California has for decades used long-term segregation to combat gang violence in its prisons, says the New York Times. Thousands of inmates said to have gang ties have been sent to solitary confinement for years, or in some cases decades. California corrections officials — prodded by two hunger strikes by inmates last year and the advice of national prison experts — has proposed changes in the gang policy that could decrease the number of inmates in isolation.
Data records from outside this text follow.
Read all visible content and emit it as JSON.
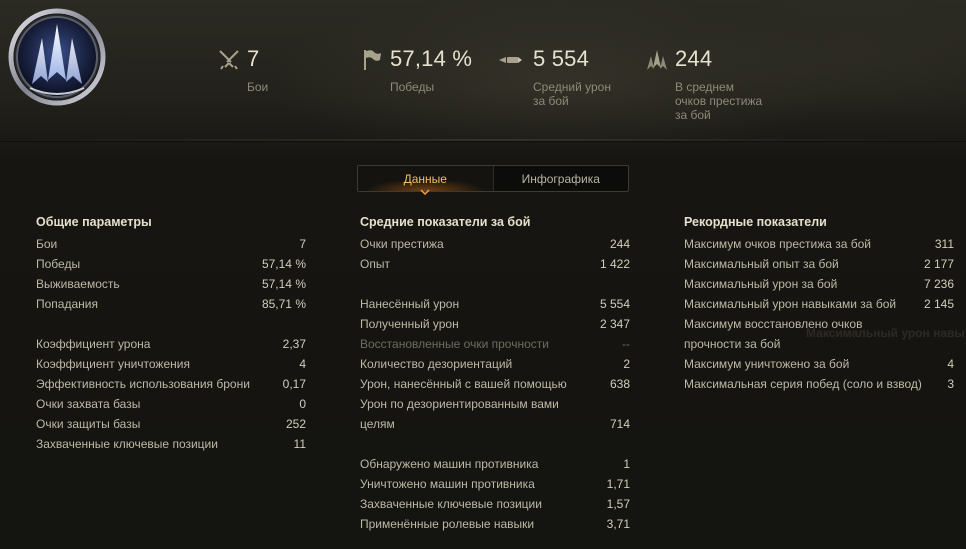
{
  "header": {
    "stats": [
      {
        "icon": "crossed-swords-icon",
        "value": "7",
        "label": "Бои"
      },
      {
        "icon": "victory-flag-icon",
        "value": "57,14 %",
        "label": "Победы"
      },
      {
        "icon": "damage-shell-icon",
        "value": "5 554",
        "label": "Средний урон за бой"
      },
      {
        "icon": "prestige-chevron-icon",
        "value": "244",
        "label": "В среднем очков престижа за бой"
      }
    ]
  },
  "tabs": [
    {
      "label": "Данные",
      "active": true
    },
    {
      "label": "Инфографика",
      "active": false
    }
  ],
  "general": {
    "title": "Общие параметры",
    "rows": [
      {
        "name": "Бои",
        "value": "7"
      },
      {
        "name": "Победы",
        "value": "57,14 %"
      },
      {
        "name": "Выживаемость",
        "value": "57,14 %"
      },
      {
        "name": "Попадания",
        "value": "85,71 %"
      },
      {
        "name": "Коэффициент урона",
        "value": "2,37"
      },
      {
        "name": "Коэффициент уничтожения",
        "value": "4"
      },
      {
        "name": "Эффективность использования брони",
        "value": "0,17"
      },
      {
        "name": "Очки захвата базы",
        "value": "0"
      },
      {
        "name": "Очки защиты базы",
        "value": "252"
      },
      {
        "name": "Захваченные ключевые позиции",
        "value": "11"
      }
    ]
  },
  "average": {
    "title": "Средние показатели за бой",
    "rows": [
      {
        "name": "Очки престижа",
        "value": "244"
      },
      {
        "name": "Опыт",
        "value": "1 422"
      },
      {
        "name": "Нанесённый урон",
        "value": "5 554"
      },
      {
        "name": "Полученный урон",
        "value": "2 347"
      },
      {
        "name": "Восстановленные очки прочности",
        "value": "--"
      },
      {
        "name": "Количество дезориентаций",
        "value": "2"
      },
      {
        "name": "Урон, нанесённый с вашей помощью",
        "value": "638"
      },
      {
        "name": "Урон по дезориентированным вами целям",
        "value": "714"
      },
      {
        "name": "Обнаружено машин противника",
        "value": "1"
      },
      {
        "name": "Уничтожено машин противника",
        "value": "1,71"
      },
      {
        "name": "Захваченные ключевые позиции",
        "value": "1,57"
      },
      {
        "name": "Применённые ролевые навыки",
        "value": "3,71"
      }
    ]
  },
  "records": {
    "title": "Рекордные показатели",
    "rows": [
      {
        "name": "Максимум очков престижа за бой",
        "value": "311"
      },
      {
        "name": "Максимальный опыт за бой",
        "value": "2 177"
      },
      {
        "name": "Максимальный урон за бой",
        "value": "7 236"
      },
      {
        "name": "Максимальный урон навыками за бой",
        "value": "2 145"
      },
      {
        "name": "Максимум восстановлено очков прочности за бой",
        "value": ""
      },
      {
        "name": "Максимум уничтожено за бой",
        "value": "4"
      },
      {
        "name": "Максимальная серия побед (соло и взвод)",
        "value": "3"
      }
    ],
    "ghost_text": "Максимальный урон навы"
  },
  "colors": {
    "accent": "#f2c061",
    "text": "#bdb9a6",
    "heading": "#e4e0cd"
  }
}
Depending on how California moves forward — critics say the changes do not go far enough and have enough loopholes that they may have little effect — it could join a small but increasing number of states that are rethinking the use of long-term solitary confinement, a practice that became common in the U.S. over the past three decades. The changes in California would represent one of the largest shifts in how it handles prison gangs since officials began pulling gang leaders, known as shot-callers, out of the general population in the late 1970s. “California really pioneered the mass segregation of gang members,” said David Fathi, director of the American Civil Liberties Union National Prison Project. “So California could start to show the way out.”